When I arrived at the first transfer point, which was somewhere in Kansas. Here, I had missed my connecting bus due to the delay in Denver. Fortunately, the employees here were much more kind and got me on a different bus to my next transfer point within 45 minutes. However, this bus did not take me to where I needed to go; It took me from somewhere in Kansas to Indianapolis (I was supposed to go to Des Moines, Iowa). When I got to Indianapolis, the employees were confused as to why the last station sent me here. Indianapolis was the place where tears were shed because I was incredibly scared if I was even going to be able to find a ticket back home instead of continuing to head out East. Thankfully, the employees here managed to reroute me to Chicago, but I had to make a mad dash to the bus since it was due to leave in just a couple minutes. Of course, I managed to make it on the bus.

While Chicago ended up being a piece of cake to have a short layover in, I began to realize how dirty and grimy you get when traveling by bus. Not having access to showers or your luggage is a major downfall to traveling by bus for multiple days. By this point, I at least felt comforted knowing that I was for sure going to make it home in one piece.

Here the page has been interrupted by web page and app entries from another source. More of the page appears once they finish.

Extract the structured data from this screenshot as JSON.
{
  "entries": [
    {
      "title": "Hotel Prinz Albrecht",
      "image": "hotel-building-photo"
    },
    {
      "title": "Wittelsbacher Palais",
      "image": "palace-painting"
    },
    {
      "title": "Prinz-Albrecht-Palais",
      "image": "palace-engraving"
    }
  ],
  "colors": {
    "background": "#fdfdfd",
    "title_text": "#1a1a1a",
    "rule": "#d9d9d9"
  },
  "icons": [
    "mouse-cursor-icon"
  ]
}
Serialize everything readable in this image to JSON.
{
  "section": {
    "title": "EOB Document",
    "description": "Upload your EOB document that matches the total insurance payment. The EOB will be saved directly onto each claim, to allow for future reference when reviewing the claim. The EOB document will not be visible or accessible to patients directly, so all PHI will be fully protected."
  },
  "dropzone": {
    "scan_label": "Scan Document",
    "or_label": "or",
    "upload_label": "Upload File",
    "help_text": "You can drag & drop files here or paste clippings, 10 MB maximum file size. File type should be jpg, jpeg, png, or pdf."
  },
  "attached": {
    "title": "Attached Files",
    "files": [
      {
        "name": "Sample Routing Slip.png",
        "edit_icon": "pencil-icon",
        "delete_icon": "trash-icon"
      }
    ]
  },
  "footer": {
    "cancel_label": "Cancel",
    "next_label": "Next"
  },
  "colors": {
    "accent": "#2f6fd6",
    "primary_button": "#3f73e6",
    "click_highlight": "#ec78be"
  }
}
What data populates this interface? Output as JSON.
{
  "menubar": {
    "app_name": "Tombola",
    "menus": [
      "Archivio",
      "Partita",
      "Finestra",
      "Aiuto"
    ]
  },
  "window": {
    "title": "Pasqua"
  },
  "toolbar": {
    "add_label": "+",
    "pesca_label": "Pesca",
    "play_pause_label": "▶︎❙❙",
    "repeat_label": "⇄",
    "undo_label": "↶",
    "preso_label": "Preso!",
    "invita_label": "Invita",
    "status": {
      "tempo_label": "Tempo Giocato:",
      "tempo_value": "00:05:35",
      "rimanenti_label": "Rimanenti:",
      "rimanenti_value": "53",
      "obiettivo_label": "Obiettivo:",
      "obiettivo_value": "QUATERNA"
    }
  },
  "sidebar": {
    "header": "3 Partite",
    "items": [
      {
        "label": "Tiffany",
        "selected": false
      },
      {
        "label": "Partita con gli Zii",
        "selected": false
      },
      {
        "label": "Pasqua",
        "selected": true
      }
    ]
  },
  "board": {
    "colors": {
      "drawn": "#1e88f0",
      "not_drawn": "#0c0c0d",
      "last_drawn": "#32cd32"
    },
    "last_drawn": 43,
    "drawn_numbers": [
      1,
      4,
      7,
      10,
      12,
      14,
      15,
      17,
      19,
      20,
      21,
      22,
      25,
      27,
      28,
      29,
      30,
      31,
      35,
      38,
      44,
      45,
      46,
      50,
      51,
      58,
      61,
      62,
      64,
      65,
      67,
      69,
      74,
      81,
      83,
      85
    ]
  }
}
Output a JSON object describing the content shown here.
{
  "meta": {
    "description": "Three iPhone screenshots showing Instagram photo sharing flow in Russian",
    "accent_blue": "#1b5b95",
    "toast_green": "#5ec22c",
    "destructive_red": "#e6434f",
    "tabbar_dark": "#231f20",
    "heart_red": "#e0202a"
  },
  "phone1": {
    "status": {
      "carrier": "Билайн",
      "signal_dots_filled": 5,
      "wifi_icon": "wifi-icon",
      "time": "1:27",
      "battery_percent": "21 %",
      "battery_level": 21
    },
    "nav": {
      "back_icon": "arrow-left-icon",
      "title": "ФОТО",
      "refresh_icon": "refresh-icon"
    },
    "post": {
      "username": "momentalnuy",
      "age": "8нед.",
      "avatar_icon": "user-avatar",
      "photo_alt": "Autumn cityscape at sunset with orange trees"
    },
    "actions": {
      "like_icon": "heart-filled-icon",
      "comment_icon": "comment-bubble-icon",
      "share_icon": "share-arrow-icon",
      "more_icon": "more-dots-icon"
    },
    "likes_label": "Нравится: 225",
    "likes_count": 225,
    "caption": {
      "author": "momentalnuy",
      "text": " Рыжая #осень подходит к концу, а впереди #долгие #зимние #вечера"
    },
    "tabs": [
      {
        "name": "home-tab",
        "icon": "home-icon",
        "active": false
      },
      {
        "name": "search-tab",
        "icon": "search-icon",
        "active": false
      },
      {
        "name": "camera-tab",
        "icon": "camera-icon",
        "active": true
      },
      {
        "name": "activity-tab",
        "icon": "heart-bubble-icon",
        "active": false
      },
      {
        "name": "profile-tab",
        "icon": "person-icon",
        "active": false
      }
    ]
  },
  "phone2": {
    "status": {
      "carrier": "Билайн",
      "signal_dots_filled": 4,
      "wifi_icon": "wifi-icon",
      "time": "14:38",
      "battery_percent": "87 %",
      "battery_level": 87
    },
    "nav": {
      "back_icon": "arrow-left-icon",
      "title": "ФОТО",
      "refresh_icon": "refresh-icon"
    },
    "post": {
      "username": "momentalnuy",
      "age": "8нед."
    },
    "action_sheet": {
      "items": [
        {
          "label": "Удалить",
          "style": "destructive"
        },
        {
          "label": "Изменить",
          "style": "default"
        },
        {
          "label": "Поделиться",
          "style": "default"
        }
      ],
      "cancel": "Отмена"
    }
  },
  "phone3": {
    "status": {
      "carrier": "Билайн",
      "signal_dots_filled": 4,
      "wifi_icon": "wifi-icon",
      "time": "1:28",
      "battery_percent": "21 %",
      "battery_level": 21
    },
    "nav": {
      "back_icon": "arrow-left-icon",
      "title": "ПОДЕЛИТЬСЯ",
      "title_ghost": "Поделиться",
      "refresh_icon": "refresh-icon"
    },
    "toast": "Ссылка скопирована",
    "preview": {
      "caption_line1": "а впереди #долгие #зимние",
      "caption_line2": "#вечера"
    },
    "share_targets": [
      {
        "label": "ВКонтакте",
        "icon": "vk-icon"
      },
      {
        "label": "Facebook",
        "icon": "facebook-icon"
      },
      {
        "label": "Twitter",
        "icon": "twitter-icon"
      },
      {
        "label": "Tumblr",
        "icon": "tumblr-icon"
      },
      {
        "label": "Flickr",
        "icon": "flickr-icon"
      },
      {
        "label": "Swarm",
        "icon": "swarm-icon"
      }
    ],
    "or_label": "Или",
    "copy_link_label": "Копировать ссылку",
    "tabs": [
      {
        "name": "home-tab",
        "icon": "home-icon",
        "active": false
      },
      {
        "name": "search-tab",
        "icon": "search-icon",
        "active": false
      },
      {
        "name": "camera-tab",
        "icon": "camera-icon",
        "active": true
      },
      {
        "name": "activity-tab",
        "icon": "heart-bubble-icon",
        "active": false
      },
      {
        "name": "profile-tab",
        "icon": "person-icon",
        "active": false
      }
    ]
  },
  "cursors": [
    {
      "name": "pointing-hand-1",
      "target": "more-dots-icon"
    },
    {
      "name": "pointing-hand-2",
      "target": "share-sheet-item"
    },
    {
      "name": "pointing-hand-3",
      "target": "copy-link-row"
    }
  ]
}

Once back home, I came to realize that my luggage in fact had not followed me back. I ended up having to report my luggage as missing and had to wait two weeks for my luggage to arrive after I had arrived home. Long story short, I would never suggest a Greyhound bus when going on long trips, especially if you are going through Denver. Experiencing angry, lying employees is not something anyone should have to deal with. If you don't have access to a car, I would suggest flying.

I will not be taking a Greyhound anymore in the future due to this experience, but since this trip, I have returned to the Denver area due to how much I enjoyed the state of Colorado. If you haven't been out to Colorado, everyone leaves with nothing but great experiences, so I would still suggest it as a must-see. Additionally, I don't regret the trip at all. I believe everyone should have the chance to experience challenges like I did because it really makes a person grow.

Do you have any stories you'd like to share? Leave them in the comments below!